For outdoor activities like camping, hiking, or golfing, consider the green, (G-15 from Ray-Ban for example) which is good for making objects stand out from the green foliage.

Do All Sunglasses Provide UV Protection?

Decreasing light levels with a tint may give a greater level of visual comfort, but may not offer enough protection against wavelengths of light known to be harmful to the sensitive tissues of the eye. Specifically, protection from the high energy, damaging, short- wavelength UV light.  Lens materials such as plastic and polycarbonate have some UV absorbing capability. (see Lens Materials).

For added protection from UV light, sunglasses should have UV light absorbing properties that eliminate the damaging light rays from reaching the eyes.   Look for ‘100% UV protection’ or ‘UV 400’ labeling on a tag or lens sticker.

For regular eyeglasses, a UV coating can be applied (see Lens Technology). Regular clear plastic prescription eyewear, a plastic called CR-39, does provide some UV protection.  A UV coating takes it a step further to 100% UV protection. Polycarbonate, which is known as safety ‘impact resistant’ plastic, does not need an additional UV coating for 100% UV protection.

Polarized Lenses: Are polarized lenses the same as UV protection?

NO. Keep in mind that sunglass lenses that are labeled as polarized do not mean UV protection. Polarization is a feature added to lenses to decrease glare and increase visual comfort.

Polarized  lenses have a molecular structure which gives them  the ability to reduce glare. Glare is light reflected and scattered off of a surface that is brighter than the surrounding light.  Glare can decrease our capability to see clearly and can cause visual discomfort.

Polarized sunglass lenses are designed to filter reflected light in order to reduce glare from horizontal surfaces. Veiling glare from the hood of a car, a dashboard, reflection off of snow, or the surface of the water can be reduced or eliminated. For this reason, they are helpful for driving and sports.

The benefit of polarized sunglasses versus non-polarized sunglasses are:

  • Reduces surface reflections and glare,
  • perception of seeing things clearer,
  • Improves visual comfort, and
  • reduces squinting and eye fatigue.

Keep in mind, that not all polarized lenses are the same. Lenses differ in their capability to reduce glare.  That could explain why an inexpensive set of polarized sunglasses do not seem to work as well as a higher quality pair.

Those with eye disease should wear protective sun wear to reduce exposure to harmful UV light.  Polarized lenses are an add-on feature beneficial to those with low vision to reduce light scatter in order to optimize vision.

Anti-reflective Coatings (Anti-Glare) are not just for sunglasses

Anti-reflective coating is applied to the surface of the eyeglass lens to optimize vision by reducing glare. Ideally, it should be applied to both the front and back surfaces of the lens for maximum benefit. It serves several purposes:

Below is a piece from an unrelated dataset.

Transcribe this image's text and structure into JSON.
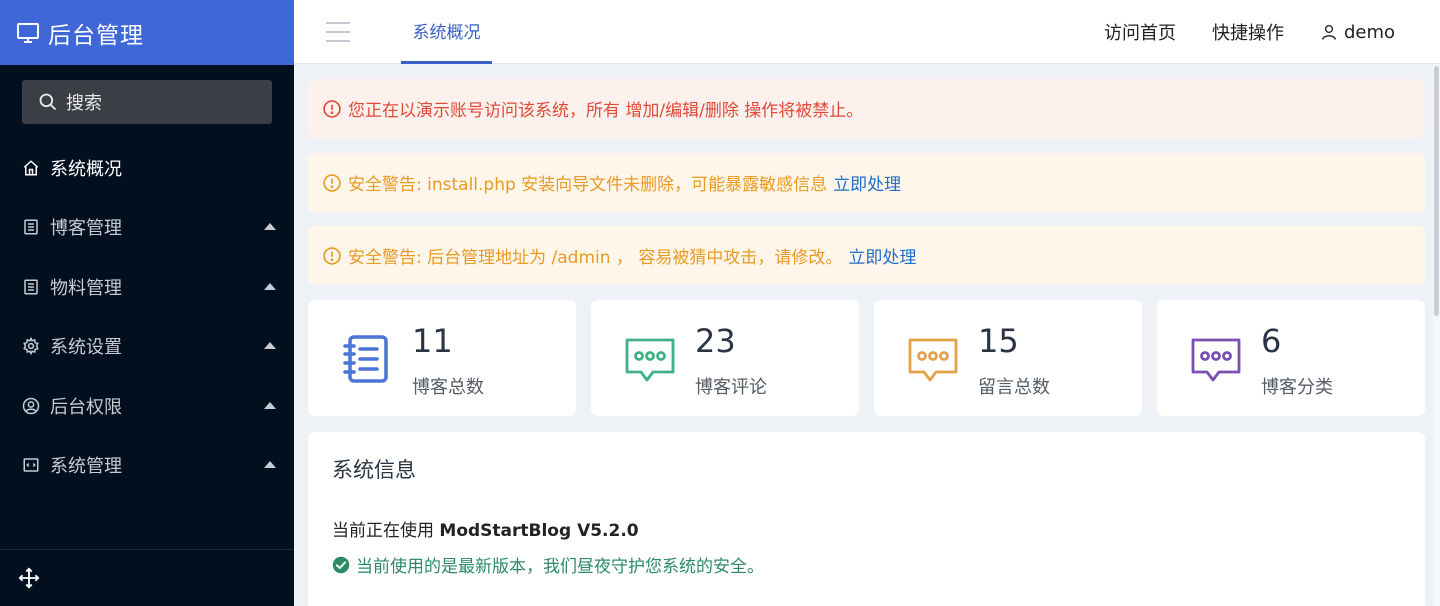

  • Reduces reflections off of surfaces like wet roads and glare from headlights. For this reason, it is recommended for night driving. The above photo shows an anti-reflective coating on the right lens  ‘dampens’ water reflections.  (from Crizal ®)
  • Reduces internal lens reflections, especially important for those with thick eyeglass lenses. High index lenses, which are the lighter, thinner premium prescription eyeglass lenses, may have annoying internal reflections, which are minimized by an anti-reflective coating
  • Reduces reflections of light that hit the eyeglass lenses from behind and reflect back into the eye.
  • Cosmetically a more attractive appearance, because the coating reduces glare from the front surface of the lens.  The eyeglass lens with an anti-reflective coating and no surface reflections seems to ‘disappear:’

Reflections off the surface of the lenses on the left make it difficult to see the person’s eyes. The lenses on the right have an AR coating which reduces reflections off the surface. (from Crizal®)

In the End…

Can basic off-the-shelf sunglasses provide the 100% UV protection, and cut light transmission? Sure they can, but expect more! Those with eye disease are encouraged to wear protective UV absorbing lenses. The additional features of tints, polarization, and AR coatings can help to optimize contrast, enhance colors, reduce glare, and increase overall visual comfort.